(Listed records Opens)
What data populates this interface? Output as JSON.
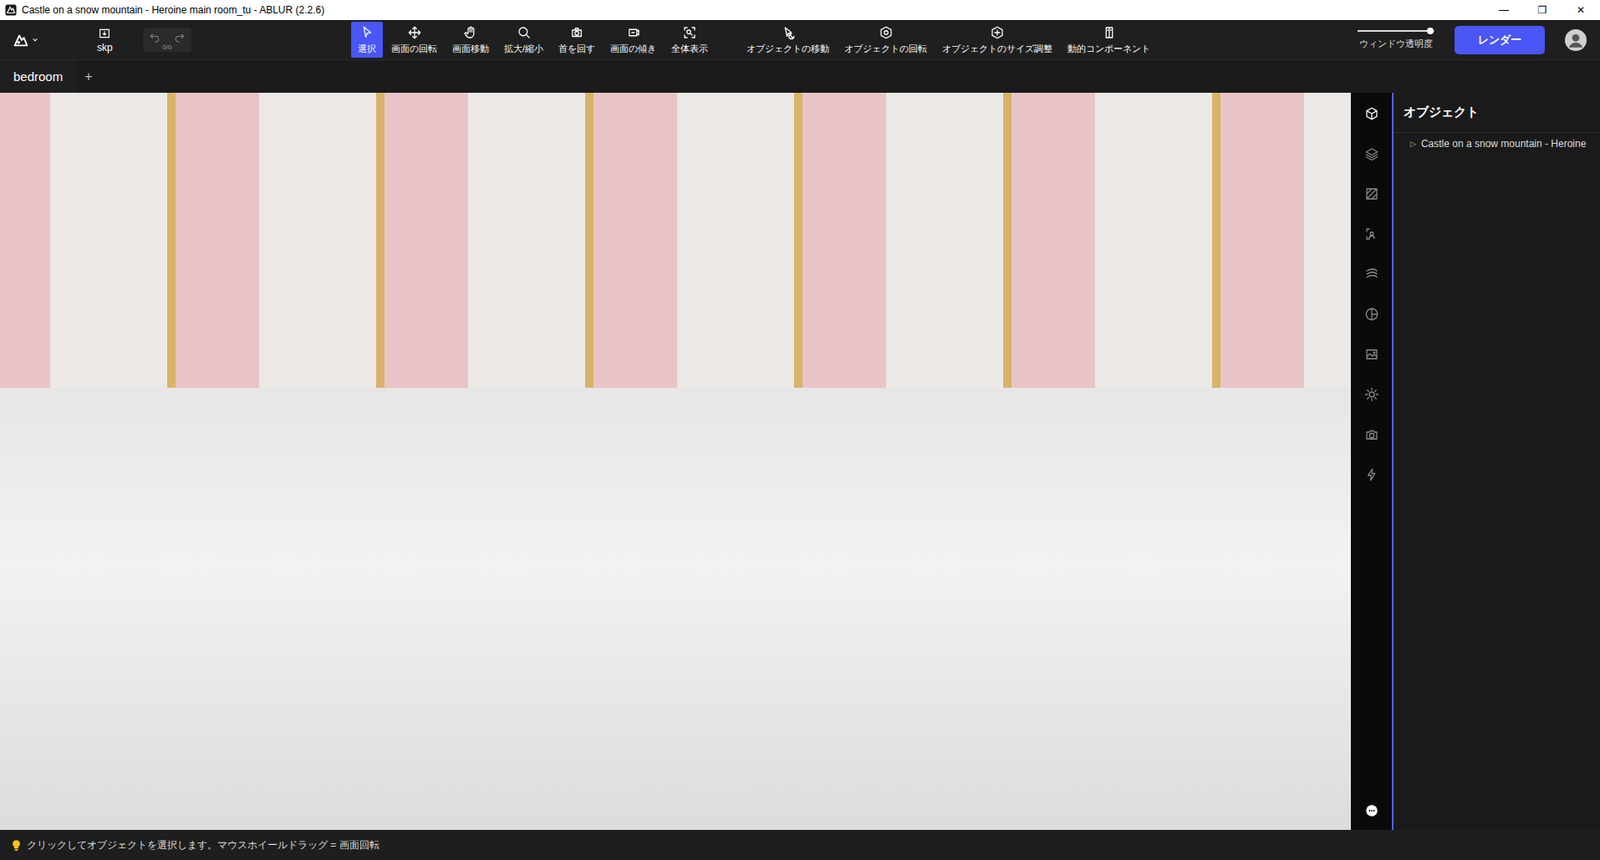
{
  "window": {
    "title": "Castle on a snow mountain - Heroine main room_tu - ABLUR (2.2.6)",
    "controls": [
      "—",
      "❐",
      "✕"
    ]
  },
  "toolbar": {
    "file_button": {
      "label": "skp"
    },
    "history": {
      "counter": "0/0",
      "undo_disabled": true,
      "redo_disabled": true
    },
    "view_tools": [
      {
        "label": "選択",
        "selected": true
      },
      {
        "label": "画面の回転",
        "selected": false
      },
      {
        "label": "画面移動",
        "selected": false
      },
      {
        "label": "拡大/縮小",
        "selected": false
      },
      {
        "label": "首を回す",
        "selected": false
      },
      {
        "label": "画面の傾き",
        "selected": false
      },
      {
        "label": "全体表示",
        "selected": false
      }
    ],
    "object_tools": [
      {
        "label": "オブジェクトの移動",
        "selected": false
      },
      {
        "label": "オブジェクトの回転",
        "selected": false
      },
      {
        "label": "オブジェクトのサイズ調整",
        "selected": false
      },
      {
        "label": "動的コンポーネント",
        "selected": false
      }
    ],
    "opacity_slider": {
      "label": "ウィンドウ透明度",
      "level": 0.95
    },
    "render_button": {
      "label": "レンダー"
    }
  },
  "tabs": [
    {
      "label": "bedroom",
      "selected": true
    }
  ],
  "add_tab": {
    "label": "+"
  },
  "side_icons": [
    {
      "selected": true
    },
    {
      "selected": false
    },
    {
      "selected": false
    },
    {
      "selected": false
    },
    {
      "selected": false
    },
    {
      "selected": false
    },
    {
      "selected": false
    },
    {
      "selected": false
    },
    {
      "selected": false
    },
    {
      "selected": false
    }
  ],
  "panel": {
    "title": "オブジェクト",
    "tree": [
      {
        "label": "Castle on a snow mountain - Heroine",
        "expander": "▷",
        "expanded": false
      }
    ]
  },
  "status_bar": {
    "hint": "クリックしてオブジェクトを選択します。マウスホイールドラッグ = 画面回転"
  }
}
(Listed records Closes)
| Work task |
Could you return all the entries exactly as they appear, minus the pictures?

| Answer to this problem |
What data populates this interface? Output as JSON.
{
  "window": {
    "title": "Castle on a snow mountain - Heroine main room_tu - ABLUR (2.2.6)",
    "controls": [
      "—",
      "❐",
      "✕"
    ]
  },
  "toolbar": {
    "file_button": {
      "label": "skp"
    },
    "history": {
      "counter": "0/0",
      "undo_disabled": true,
      "redo_disabled": true
    },
    "view_tools": [
      {
        "label": "選択",
        "selected": true
      },
      {
        "label": "画面の回転",
        "selected": false
      },
      {
        "label": "画面移動",
        "selected": false
      },
      {
        "label": "拡大/縮小",
        "selected": false
      },
      {
        "label": "首を回す",
        "selected": false
      },
      {
        "label": "画面の傾き",
        "selected": false
      },
      {
        "label": "全体表示",
        "selected": false
      }
    ],
    "object_tools": [
      {
        "label": "オブジェクトの移動",
        "selected": false
      },
      {
        "label": "オブジェクトの回転",
        "selected": false
      },
      {
        "label": "オブジェクトのサイズ調整",
        "selected": false
      },
      {
        "label": "動的コンポーネント",
        "selected": false
      }
    ],
    "opacity_slider": {
      "label": "ウィンドウ透明度",
      "level": 0.95
    },
    "render_button": {
      "label": "レンダー"
    }
  },
  "tabs": [
    {
      "label": "bedroom",
      "selected": true
    }
  ],
  "add_tab": {
    "label": "+"
  },
  "side_icons": [
    {
      "selected": true
    },
    {
      "selected": false
    },
    {
      "selected": false
    },
    {
      "selected": false
    },
    {
      "selected": false
    },
    {
      "selected": false
    },
    {
      "selected": false
    },
    {
      "selected": false
    },
    {
      "selected": false
    },
    {
      "selected": false
    }
  ],
  "panel": {
    "title": "オブジェクト",
    "tree": [
      {
        "label": "Castle on a snow mountain - Heroine",
        "expander": "▷",
        "expanded": false
      }
    ]
  },
  "status_bar": {
    "hint": "クリックしてオブジェクトを選択します。マウスホイールドラッグ = 画面回転"
  }
}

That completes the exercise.